- Exercise goal: Identify, in the records below, every line where the string "title" appears, and copy each such line.

<<<<

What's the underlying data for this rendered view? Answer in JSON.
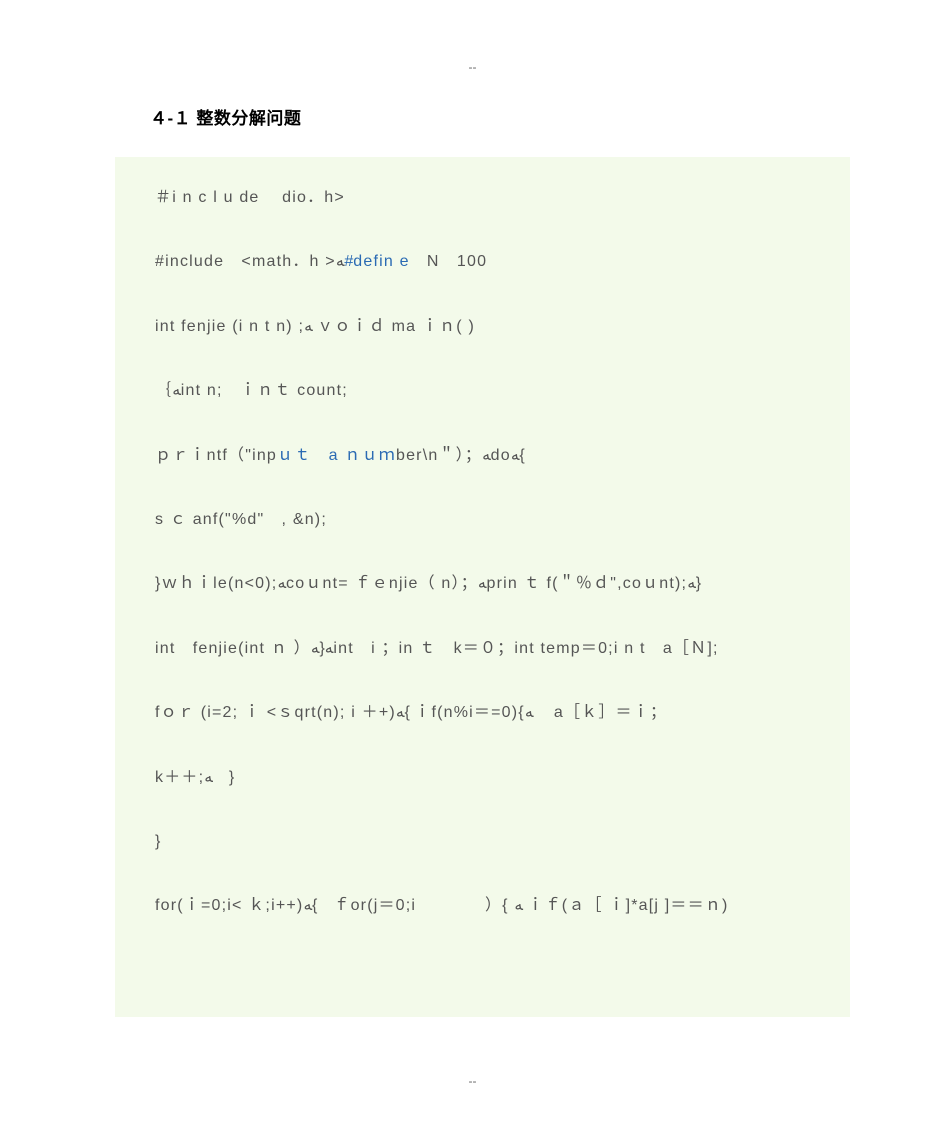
{
  "topDash": "--",
  "bottomDash": "--",
  "heading": "４-１ 整数分解问题",
  "code": {
    "line1_a": "＃i n c l u de ",
    "line1_b": "dio．h>",
    "line2_a": "#include　<math．h >",
    "line2_arrow": "ﻪ",
    "line2_kw": "#defin e",
    "line2_b": "　N　100",
    "line3": "int fenjie (i n t n) ;ﻪ ｖｏｉｄ ma ｉｎ( )",
    "line4": "｛ﻪint n;　ｉｎｔ count;",
    "line5_a": "ｐｒｉntf（\"inp",
    "line5_kw": "ｕｔ　a ｎｕｍ",
    "line5_b": "ber\\n＂）；ﻪdoﻪ{",
    "line6": "s ｃ anf(\"%d\"　,  &n);",
    "line7": "}ｗｈｉle(n<0);ﻪcoｕnt= ｆｅnjie（ n）；ﻪprin ｔ f(＂％ｄ\",coｕnt);ﻪ}",
    "line8": "int　fenjie(int ｎ ）ﻪ{ﻪint　i ；in ｔ　k＝０；int  temp＝0;i n t　a［Ｎ];",
    "line9": "fｏｒ (i=2; ｉ <ｓqrt(n); i ＋+)ﻪ{ ｉf(n%i＝=0){ﻪ　 a［ｋ］＝ｉ；",
    "line10": "k＋＋;ﻪ　}",
    "line11": "}",
    "line12": "for(ｉ=0;i< ｋ;i++)ﻪ{　ｆor(j＝0;i　　　　）{ ﻪ ｉｆ(ａ［ ｉ]*a[j ]＝＝ｎ)"
  }
}
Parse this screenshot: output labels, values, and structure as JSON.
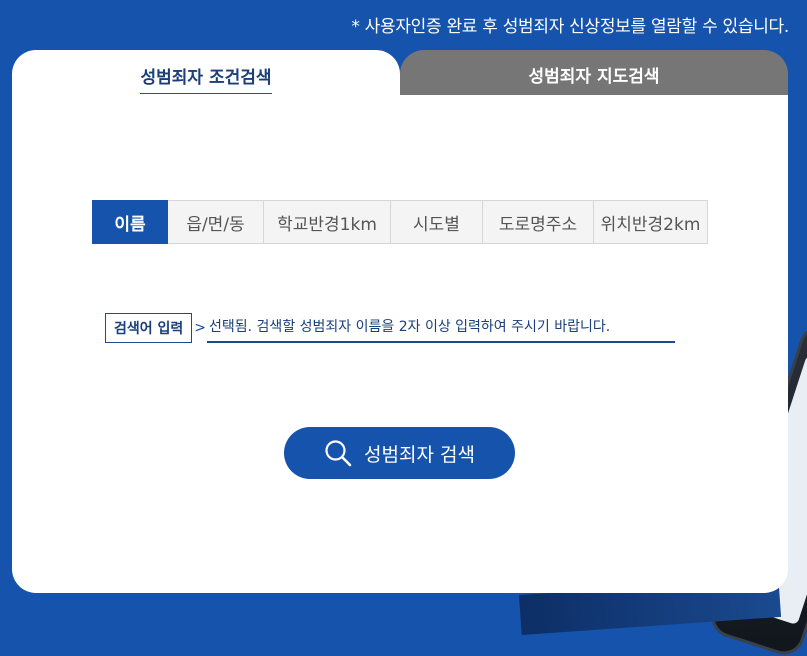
{
  "notice": "* 사용자인증 완료 후 성범죄자 신상정보를 열람할 수 있습니다.",
  "tabs": {
    "conditional": "성범죄자 조건검색",
    "map": "성범죄자 지도검색"
  },
  "filters": [
    {
      "label": "이름",
      "active": true
    },
    {
      "label": "읍/면/동",
      "active": false
    },
    {
      "label": "학교반경1km",
      "active": false
    },
    {
      "label": "시도별",
      "active": false
    },
    {
      "label": "도로명주소",
      "active": false
    },
    {
      "label": "위치반경2km",
      "active": false
    }
  ],
  "search": {
    "label": "검색어 입력",
    "placeholder": "선택됨. 검색할 성범죄자 이름을 2자 이상 입력하여 주시기 바랍니다."
  },
  "search_button": {
    "label": "성범죄자 검색",
    "icon": "search-icon"
  },
  "colors": {
    "background": "#1553ad",
    "accent": "#1553ad",
    "inactive_tab": "#767676"
  }
}
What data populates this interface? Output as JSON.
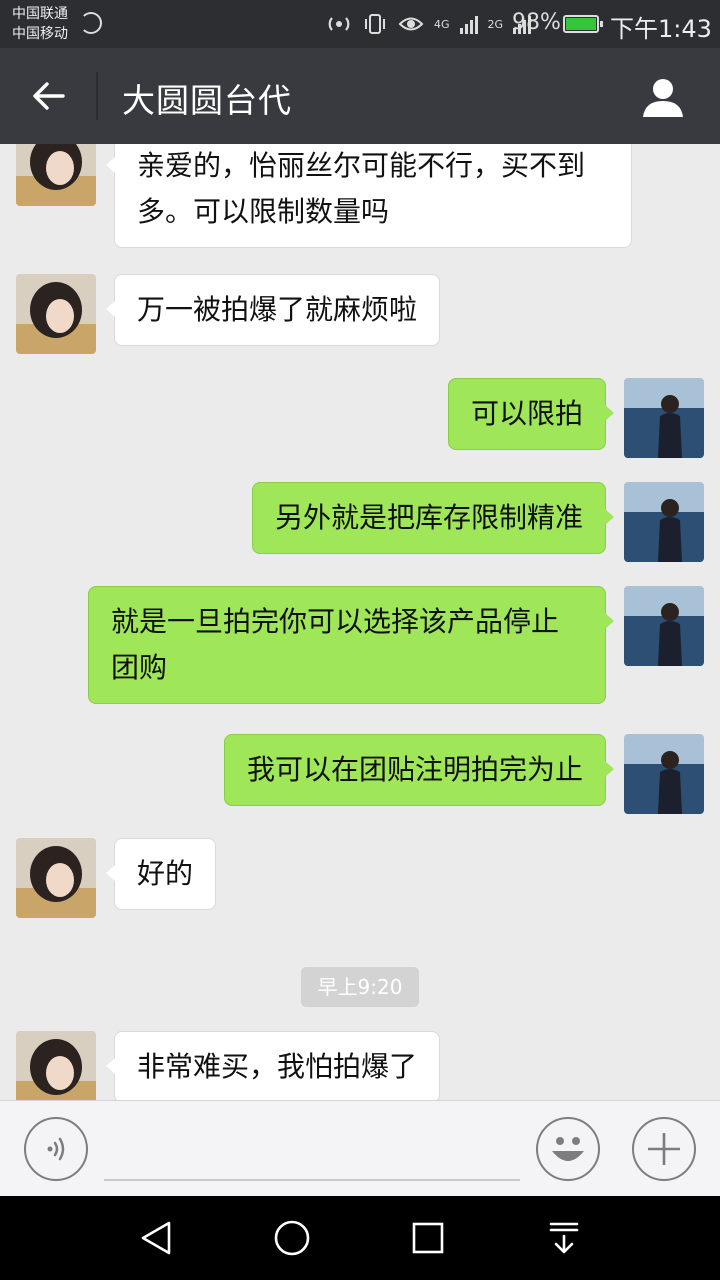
{
  "status_bar": {
    "carrier_1": "中国联通",
    "carrier_2": "中国移动",
    "net_1": "4G",
    "net_2": "2G",
    "battery": "98%",
    "time": "下午1:43",
    "battery_color": "#35c53a"
  },
  "header": {
    "title": "大圆圆台代",
    "back_icon": "arrow-left-icon",
    "profile_icon": "person-icon"
  },
  "messages": [
    {
      "side": "in",
      "text": "亲爱的，怡丽丝尔可能不行，买不到多。可以限制数量吗"
    },
    {
      "side": "in",
      "text": "万一被拍爆了就麻烦啦"
    },
    {
      "side": "out",
      "text": "可以限拍"
    },
    {
      "side": "out",
      "text": "另外就是把库存限制精准"
    },
    {
      "side": "out",
      "text": "就是一旦拍完你可以选择该产品停止团购"
    },
    {
      "side": "out",
      "text": "我可以在团贴注明拍完为止"
    },
    {
      "side": "in",
      "text": "好的"
    },
    {
      "side": "in",
      "text": "非常难买，我怕拍爆了"
    }
  ],
  "timestamp": "早上9:20",
  "input_bar": {
    "placeholder": "",
    "voice_icon": "voice-icon",
    "emoji_icon": "smiley-icon",
    "plus_icon": "plus-icon"
  },
  "colors": {
    "outgoing_bubble": "#9fe658",
    "incoming_bubble": "#ffffff",
    "header_bg": "#393a3f"
  }
}
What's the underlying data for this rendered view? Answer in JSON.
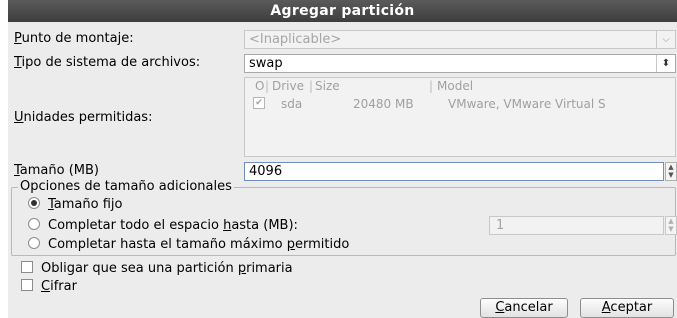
{
  "window": {
    "title": "Agregar partición"
  },
  "mount_point": {
    "label_key": "P",
    "label_rest": "unto de montaje:",
    "value": "<Inaplicable>",
    "arrow_icon": "chevron-down"
  },
  "fs_type": {
    "label_key": "T",
    "label_rest": "ipo de sistema de archivos:",
    "value": "swap",
    "arrow_icon": "updown-arrows"
  },
  "drives": {
    "label_key": "U",
    "label_rest": "nidades permitidas:",
    "headers": {
      "check": "O",
      "drive": "Drive",
      "size": "Size",
      "model": "Model"
    },
    "rows": [
      {
        "checked": true,
        "drive": "sda",
        "size": "20480 MB",
        "model": "VMware, VMware Virtual S"
      }
    ]
  },
  "size": {
    "label_key": "T",
    "label_rest": "amaño (MB)",
    "value": "4096"
  },
  "size_options": {
    "title": "Opciones de tamaño adicionales",
    "fixed": {
      "key": "T",
      "rest": "amaño fijo",
      "selected": true
    },
    "fill_up_to": {
      "before": "Completar todo el espacio ",
      "key": "h",
      "after": "asta (MB):",
      "selected": false,
      "value": "1"
    },
    "fill_max": {
      "before": "Completar hasta el tamaño máximo ",
      "key": "p",
      "after": "ermitido",
      "selected": false
    }
  },
  "primary": {
    "before": "Obligar que sea una partición ",
    "key": "p",
    "after": "rimaria",
    "checked": false
  },
  "encrypt": {
    "key": "C",
    "rest": "ifrar",
    "checked": false
  },
  "buttons": {
    "cancel": {
      "key": "C",
      "rest": "ancelar"
    },
    "accept": {
      "key": "A",
      "rest": "ceptar"
    }
  }
}
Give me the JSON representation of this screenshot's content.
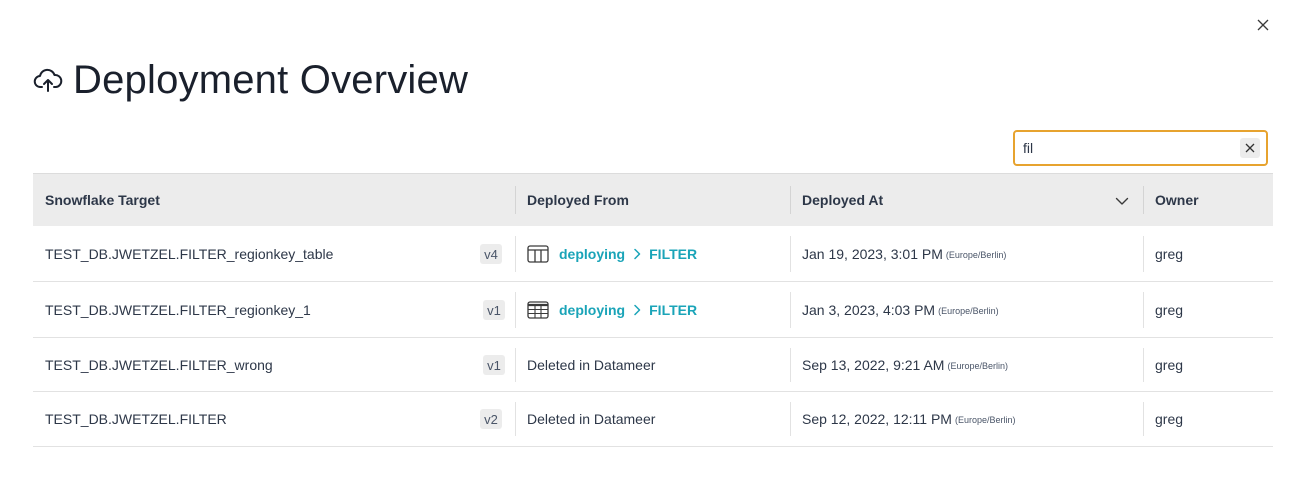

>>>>

- Solution for this task:
    "title": "大圆圆台代",
    "title": "Agregar partición"
    "title": "Opciones de tamaño adicionales",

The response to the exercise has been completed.